6

Add the cheese into the processor with the gluten and pulse until it is fully mixed, or you can mix them together by hand. Shape the mound into a log and allow it to rest like this for about 30 minutes on a cutting board so can drain a little more if need be. This will give the gluten time to begin to form around the cheese.

7

For steaming you can use an Instant Pot fitted with the trivet or a pot on the stove with a vegetable steamer basket and lid. Add water until it sits just below the top of the trivet or basket, and if using the stove-top method get it going on medium/high.

8

Use aluminum foil or muslin/cheesecloth to wrap the seitan like a large sausage, twisting or tying the ends. You want it to be wrapped as tightly as possible so it doesn't have much room to expand. Place it in the Instant Pot and set to manual/high for one hour, or steam for one hour. When steaming, check it halfway through to make sure there's enough water in the pot.

9

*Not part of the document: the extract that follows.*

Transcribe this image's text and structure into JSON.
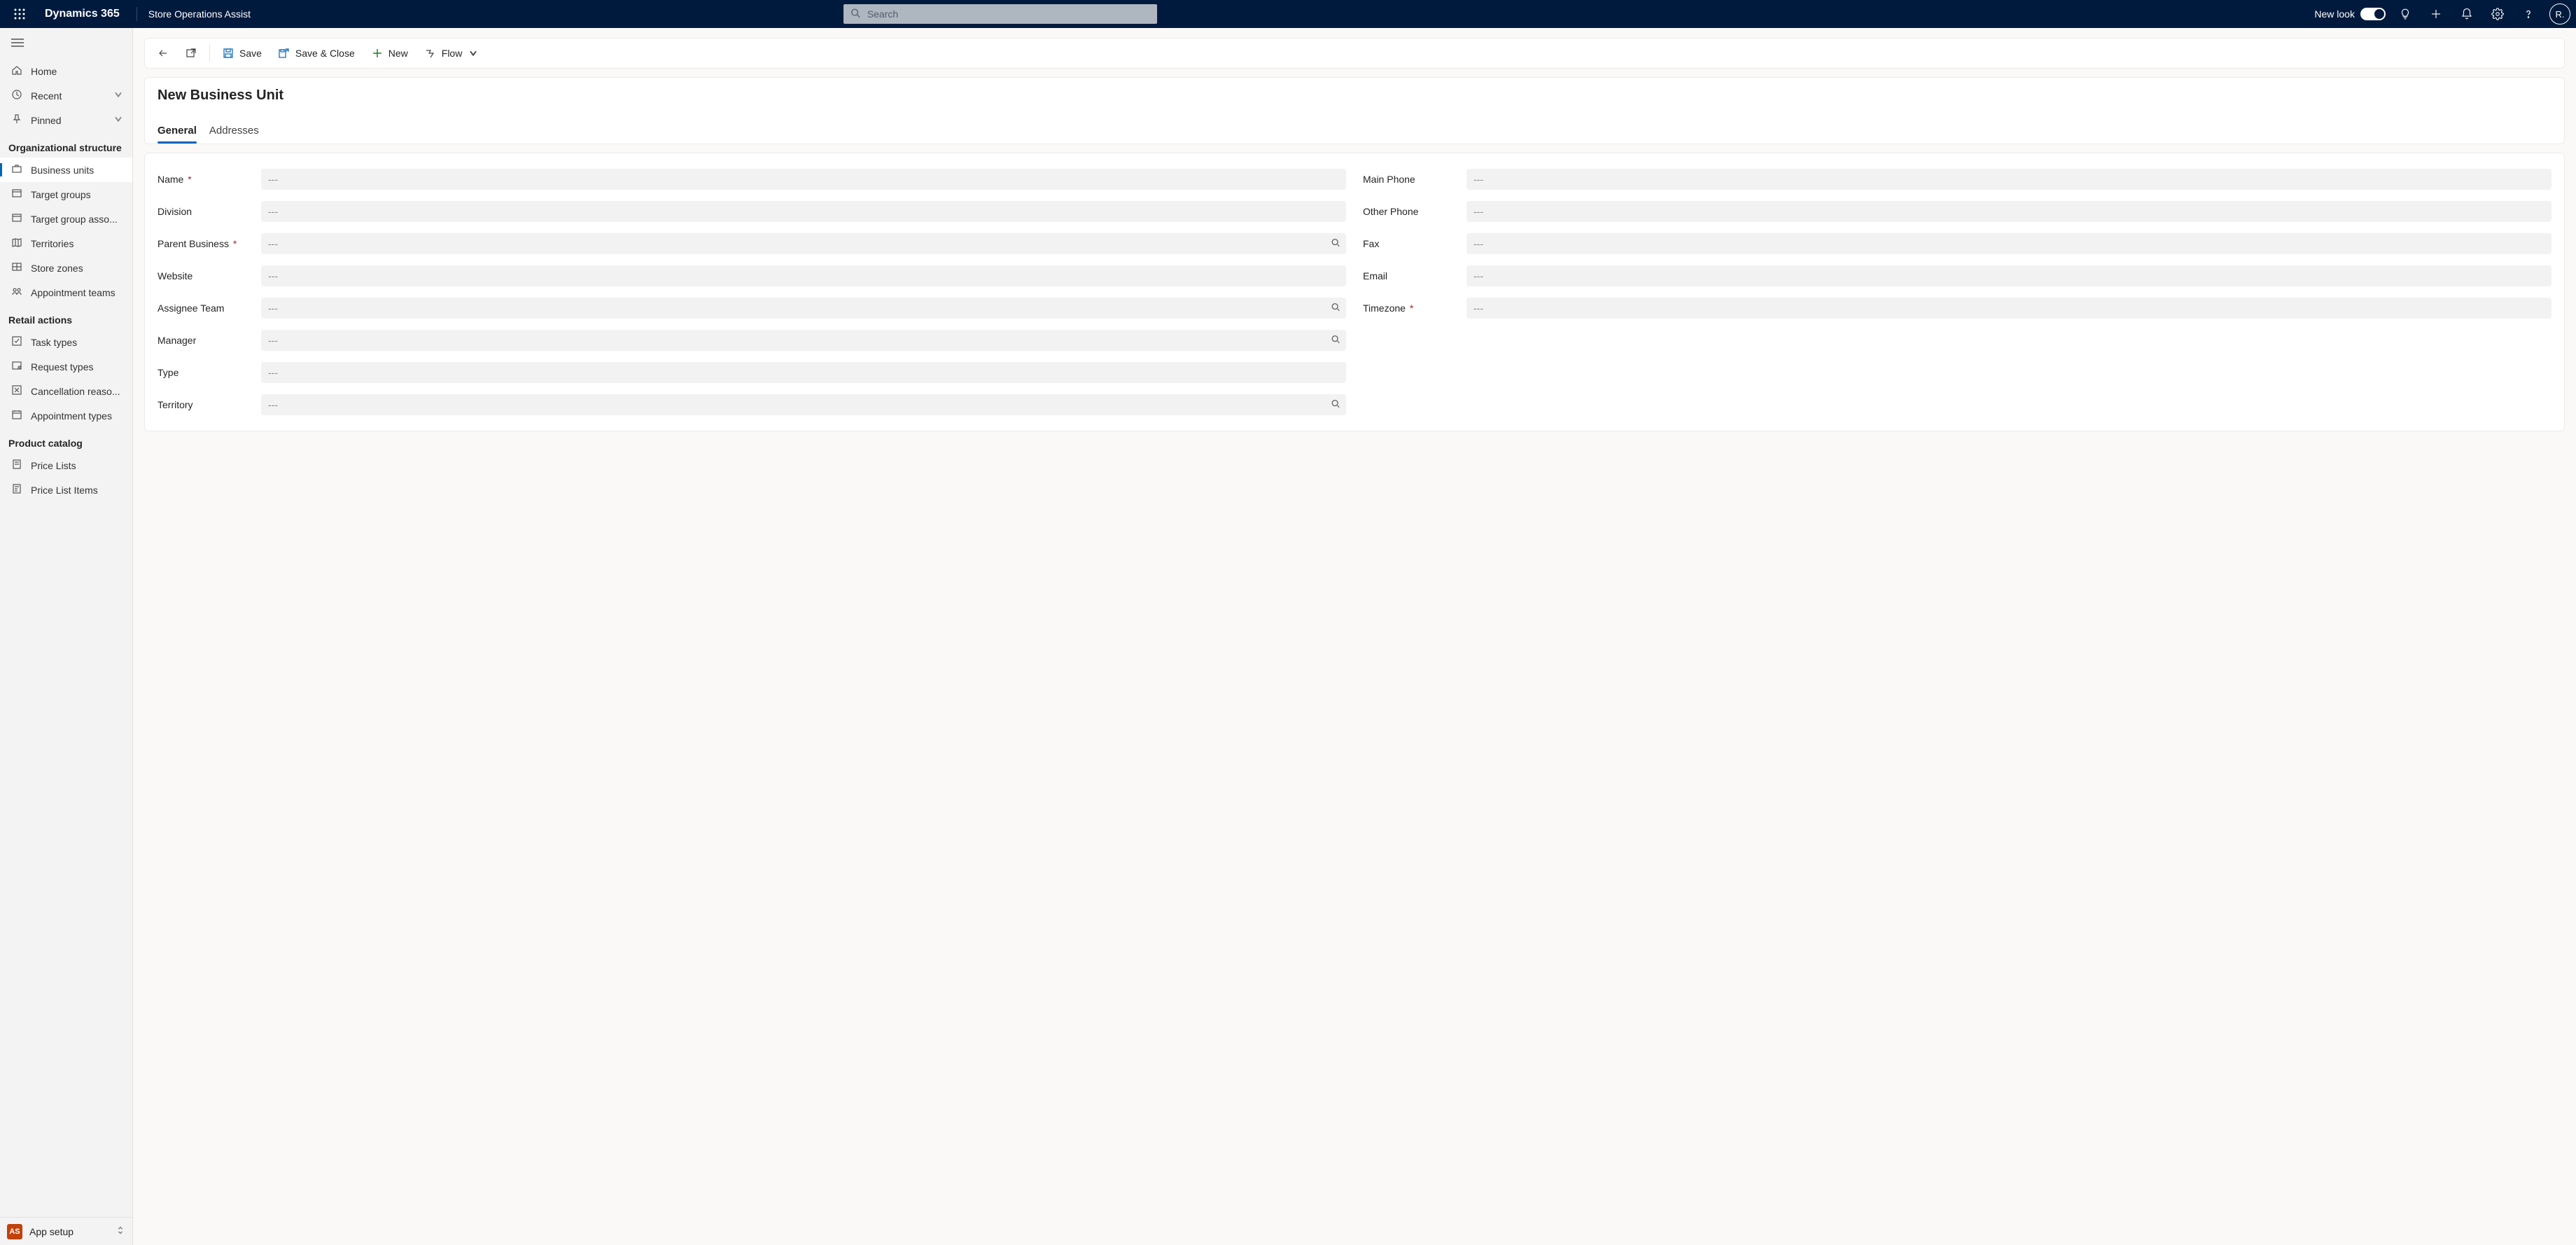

The seitan should feel firm once cooked. Keeping it wrapped, let it come to room temperature. Then, let it rest in the fridge for about 8 hours or overnight. It will continue to firm up as it rests.

Vegan Salami | Washed Flour Seitan